ACTION ITEM — Some lines of the records below include the word "face". Report how many, and write nothing besides the number.

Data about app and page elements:

********

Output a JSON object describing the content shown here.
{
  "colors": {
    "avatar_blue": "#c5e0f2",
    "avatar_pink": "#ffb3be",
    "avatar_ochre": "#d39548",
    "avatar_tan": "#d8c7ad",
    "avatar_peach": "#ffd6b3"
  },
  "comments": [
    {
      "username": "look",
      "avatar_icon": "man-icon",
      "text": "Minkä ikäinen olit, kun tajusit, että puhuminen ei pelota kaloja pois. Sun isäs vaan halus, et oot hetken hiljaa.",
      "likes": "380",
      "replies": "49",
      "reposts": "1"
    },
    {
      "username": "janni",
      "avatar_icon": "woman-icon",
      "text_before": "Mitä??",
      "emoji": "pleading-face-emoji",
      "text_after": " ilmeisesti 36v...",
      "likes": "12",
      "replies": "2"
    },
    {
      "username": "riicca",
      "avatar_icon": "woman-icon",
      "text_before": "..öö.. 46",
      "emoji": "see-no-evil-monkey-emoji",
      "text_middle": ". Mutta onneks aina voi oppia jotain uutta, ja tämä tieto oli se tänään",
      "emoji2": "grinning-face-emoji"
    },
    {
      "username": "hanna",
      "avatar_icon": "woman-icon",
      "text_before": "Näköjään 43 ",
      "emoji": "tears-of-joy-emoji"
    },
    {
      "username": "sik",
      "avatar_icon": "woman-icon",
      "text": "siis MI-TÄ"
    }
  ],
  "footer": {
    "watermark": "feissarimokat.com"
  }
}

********

SOLUTION BELOW — 2